• [WORK TO COMPLETE]
This calls for a word-for-word copy of all the data, with each picture removed.
═════ DATA EXTRACTS
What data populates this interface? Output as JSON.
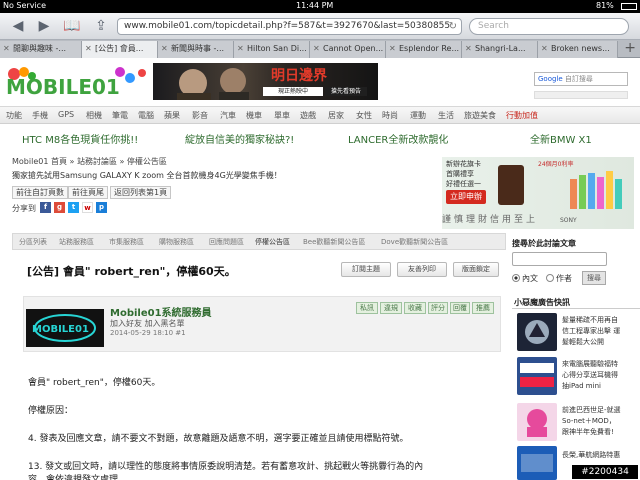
{
  "status": {
    "carrier": "No Service",
    "time": "11:44 PM",
    "battery": "81%"
  },
  "browser": {
    "url": "www.mobile01.com/topicdetail.php?f=587&t=3927670&last=50380855",
    "search_placeholder": "Search",
    "tabs": [
      {
        "label": "閒聊與趣味 -..."
      },
      {
        "label": "[公告] 會員..."
      },
      {
        "label": "新聞與時事 -..."
      },
      {
        "label": "Hilton San Di..."
      },
      {
        "label": "Cannot Open..."
      },
      {
        "label": "Esplendor Re..."
      },
      {
        "label": "Shangri-La..."
      },
      {
        "label": "Broken news..."
      }
    ]
  },
  "header": {
    "logo_text": "MOBILE01",
    "banner_title": "明日邊界",
    "banner_sub1": "現正熱映中",
    "banner_sub2": "搶先看預告",
    "google_search_label": "自訂搜尋"
  },
  "nav": [
    "功能",
    "手機",
    "GPS",
    "相機",
    "筆電",
    "電腦",
    "蘋果",
    "影音",
    "汽車",
    "機車",
    "單車",
    "遊戲",
    "居家",
    "女性",
    "時尚",
    "運動",
    "生活",
    "旅遊美食",
    "行動加值"
  ],
  "promos": [
    "HTC M8各色現貨任你挑!!",
    "綻放自信美的獨家秘訣?!",
    "LANCER全新改款靚化",
    "全新BMW X1"
  ],
  "breadcrumb": "Mobile01 首頁 » 站務討論區 » 停權公告區",
  "notice": "獨家搶先試用Samsung GALAXY K zoom 全台首款機身4G光學變焦手機！",
  "page_buttons": [
    "前往自訂頁數",
    "前往頁尾",
    "返回列表第1頁"
  ],
  "share_label": "分享到",
  "right_ad": {
    "l1": "新辦花旗卡",
    "l2": "首購禮享",
    "l3": "好禮任選一",
    "cta": "立即申辦",
    "top": "24個月0利率",
    "brand": "SONY",
    "tagline": "謹慎理財信用至上"
  },
  "forum_tabs": [
    "分區列表",
    "站務服務區",
    "市集服務區",
    "購物服務區",
    "回應問題區",
    "停權公告區",
    "Bee歡聽新聞公告區",
    "Dove歡聽新聞公告區"
  ],
  "thread": {
    "title": "[公告] 會員\" robert_ren\"，停權60天。",
    "actions": [
      "訂閱主題",
      "友善列印",
      "版面鎖定"
    ]
  },
  "post": {
    "author": "Mobile01系統服務員",
    "links": "加入好友  加入黑名單",
    "date": "2014-05-29 18:10  #1",
    "buttons": [
      "私訊",
      "違規",
      "收藏",
      "評分",
      "回覆",
      "推薦"
    ],
    "body": [
      "會員\" robert_ren\"，停權60天。",
      "停權原因：",
      "4. 發表及回應文章，請不要文不對題，故意離題及語意不明，選字要正確並且請使用標點符號。",
      "13. 發文或回文時，請以理性的態度將事情原委說明清楚。若有蓄意攻計、挑起戰火等挑釁行為的內",
      "容，會依違規發文處理。"
    ]
  },
  "sidebar": {
    "search_title": "搜尋於此討論文章",
    "radio_content": "內文",
    "radio_author": "作者",
    "search_button": "搜尋",
    "news_title": "小惡魔廣告快訊",
    "news": [
      {
        "l1": "髮量稀疏不用再自",
        "l2": "信工程專家出擊 運",
        "l3": "髮輕鬆大公開"
      },
      {
        "l1": "來電腦展聽驗福特",
        "l2": "心得分享送耳機得",
        "l3": "抽iPad mini"
      },
      {
        "l1": "前進巴西世足-就選",
        "l2": "So-net＋MOD，",
        "l3": "跟神半年免費看!"
      },
      {
        "l1": "長榮,華航網路特惠",
        "l2": "",
        "l3": ""
      }
    ]
  },
  "watermark": "#2200434"
}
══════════
• [WORKED SOLUTION]
What data populates this interface? Output as JSON.
{
  "status": {
    "carrier": "No Service",
    "time": "11:44 PM",
    "battery": "81%"
  },
  "browser": {
    "url": "www.mobile01.com/topicdetail.php?f=587&t=3927670&last=50380855",
    "search_placeholder": "Search",
    "tabs": [
      {
        "label": "閒聊與趣味 -..."
      },
      {
        "label": "[公告] 會員..."
      },
      {
        "label": "新聞與時事 -..."
      },
      {
        "label": "Hilton San Di..."
      },
      {
        "label": "Cannot Open..."
      },
      {
        "label": "Esplendor Re..."
      },
      {
        "label": "Shangri-La..."
      },
      {
        "label": "Broken news..."
      }
    ]
  },
  "header": {
    "logo_text": "MOBILE01",
    "banner_title": "明日邊界",
    "banner_sub1": "現正熱映中",
    "banner_sub2": "搶先看預告",
    "google_search_label": "自訂搜尋"
  },
  "nav": [
    "功能",
    "手機",
    "GPS",
    "相機",
    "筆電",
    "電腦",
    "蘋果",
    "影音",
    "汽車",
    "機車",
    "單車",
    "遊戲",
    "居家",
    "女性",
    "時尚",
    "運動",
    "生活",
    "旅遊美食",
    "行動加值"
  ],
  "promos": [
    "HTC M8各色現貨任你挑!!",
    "綻放自信美的獨家秘訣?!",
    "LANCER全新改款靚化",
    "全新BMW X1"
  ],
  "breadcrumb": "Mobile01 首頁 » 站務討論區 » 停權公告區",
  "notice": "獨家搶先試用Samsung GALAXY K zoom 全台首款機身4G光學變焦手機！",
  "page_buttons": [
    "前往自訂頁數",
    "前往頁尾",
    "返回列表第1頁"
  ],
  "share_label": "分享到",
  "right_ad": {
    "l1": "新辦花旗卡",
    "l2": "首購禮享",
    "l3": "好禮任選一",
    "cta": "立即申辦",
    "top": "24個月0利率",
    "brand": "SONY",
    "tagline": "謹慎理財信用至上"
  },
  "forum_tabs": [
    "分區列表",
    "站務服務區",
    "市集服務區",
    "購物服務區",
    "回應問題區",
    "停權公告區",
    "Bee歡聽新聞公告區",
    "Dove歡聽新聞公告區"
  ],
  "thread": {
    "title": "[公告] 會員\" robert_ren\"，停權60天。",
    "actions": [
      "訂閱主題",
      "友善列印",
      "版面鎖定"
    ]
  },
  "post": {
    "author": "Mobile01系統服務員",
    "links": "加入好友  加入黑名單",
    "date": "2014-05-29 18:10  #1",
    "buttons": [
      "私訊",
      "違規",
      "收藏",
      "評分",
      "回覆",
      "推薦"
    ],
    "body": [
      "會員\" robert_ren\"，停權60天。",
      "停權原因：",
      "4. 發表及回應文章，請不要文不對題，故意離題及語意不明，選字要正確並且請使用標點符號。",
      "13. 發文或回文時，請以理性的態度將事情原委說明清楚。若有蓄意攻計、挑起戰火等挑釁行為的內",
      "容，會依違規發文處理。"
    ]
  },
  "sidebar": {
    "search_title": "搜尋於此討論文章",
    "radio_content": "內文",
    "radio_author": "作者",
    "search_button": "搜尋",
    "news_title": "小惡魔廣告快訊",
    "news": [
      {
        "l1": "髮量稀疏不用再自",
        "l2": "信工程專家出擊 運",
        "l3": "髮輕鬆大公開"
      },
      {
        "l1": "來電腦展聽驗福特",
        "l2": "心得分享送耳機得",
        "l3": "抽iPad mini"
      },
      {
        "l1": "前進巴西世足-就選",
        "l2": "So-net＋MOD，",
        "l3": "跟神半年免費看!"
      },
      {
        "l1": "長榮,華航網路特惠",
        "l2": "",
        "l3": ""
      }
    ]
  },
  "watermark": "#2200434"
}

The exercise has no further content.